After Philosophy, Democracy Richard Rorty
In the panorama of contemporary American philosophy, Richard Rorty represents an exception. Perhaps not since his ideal teacher, John Dewey, has the United States produced such an intellectual phenomenon: a well-rounded thinker in the European style, versatile, optimistic, and engaged in public debate, rather than an American-style professional philosopher.
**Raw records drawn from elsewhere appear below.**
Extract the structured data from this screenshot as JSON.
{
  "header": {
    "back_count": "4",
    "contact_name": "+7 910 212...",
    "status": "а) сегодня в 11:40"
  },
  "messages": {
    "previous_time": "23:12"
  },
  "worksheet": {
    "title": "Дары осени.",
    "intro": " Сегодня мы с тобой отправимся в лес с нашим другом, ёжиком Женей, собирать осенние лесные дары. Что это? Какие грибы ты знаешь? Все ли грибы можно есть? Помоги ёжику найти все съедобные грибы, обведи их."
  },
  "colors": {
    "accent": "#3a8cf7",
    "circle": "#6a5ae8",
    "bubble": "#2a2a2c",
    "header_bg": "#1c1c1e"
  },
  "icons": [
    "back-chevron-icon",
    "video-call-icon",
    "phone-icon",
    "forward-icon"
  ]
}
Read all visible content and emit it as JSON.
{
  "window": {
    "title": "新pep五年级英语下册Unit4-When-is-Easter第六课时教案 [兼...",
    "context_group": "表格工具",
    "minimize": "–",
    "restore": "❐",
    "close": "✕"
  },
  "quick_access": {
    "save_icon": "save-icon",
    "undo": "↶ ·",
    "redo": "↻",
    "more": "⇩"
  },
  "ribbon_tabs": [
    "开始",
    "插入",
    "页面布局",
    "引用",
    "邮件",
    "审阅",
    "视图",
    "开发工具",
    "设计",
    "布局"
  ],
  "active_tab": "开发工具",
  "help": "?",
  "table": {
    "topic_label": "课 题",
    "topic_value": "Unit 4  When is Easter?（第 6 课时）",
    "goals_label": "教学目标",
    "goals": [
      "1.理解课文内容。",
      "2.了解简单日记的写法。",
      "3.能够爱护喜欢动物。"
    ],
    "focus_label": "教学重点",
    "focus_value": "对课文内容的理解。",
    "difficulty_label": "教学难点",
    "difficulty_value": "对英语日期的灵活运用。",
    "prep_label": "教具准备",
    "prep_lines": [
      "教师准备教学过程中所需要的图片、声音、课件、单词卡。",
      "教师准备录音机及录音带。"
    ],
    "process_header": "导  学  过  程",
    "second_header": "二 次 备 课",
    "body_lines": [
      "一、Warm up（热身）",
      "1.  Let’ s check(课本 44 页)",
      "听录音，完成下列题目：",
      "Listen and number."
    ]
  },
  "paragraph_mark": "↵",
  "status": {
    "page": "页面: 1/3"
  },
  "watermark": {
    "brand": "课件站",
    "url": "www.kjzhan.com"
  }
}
Philosophy and the Mirror of Nature ( 1979) gained Rorty international renown as the founder of "neo-pragmatism." Since then, he has ceaselessly amazed the philosophical community by betraying the model of its "professional" training. In 1983, after teaching for fifteen years in the philosophical citadel of Princeton, Rorty decided to move to an interdisciplinary department of the University of Virginia, seemingly picking up again the radical thread of his origins in New York, where he was born in 1931 to two old-guard socialist writers. Furthermore, he assumes an extremely discursive style of thought and writing, a grand conceptual gesture that, faithful to the American and democratic tradition of pragmatism and liberalism, cannot but oppose itself to the rigor of the analytic genre, which is more inclined to the work of minute argumentation than to the construction of vast speculative syntheses.
The point of departure of Rorty's neo-pragmatist discourse is precisely a critique of analytic philosophy. However, he directs his criticism mainly at its first phase, the most orthodox one, born following the immigration of Viennese logical positivism to the United States. In fact, a second phase of analyticism, embracing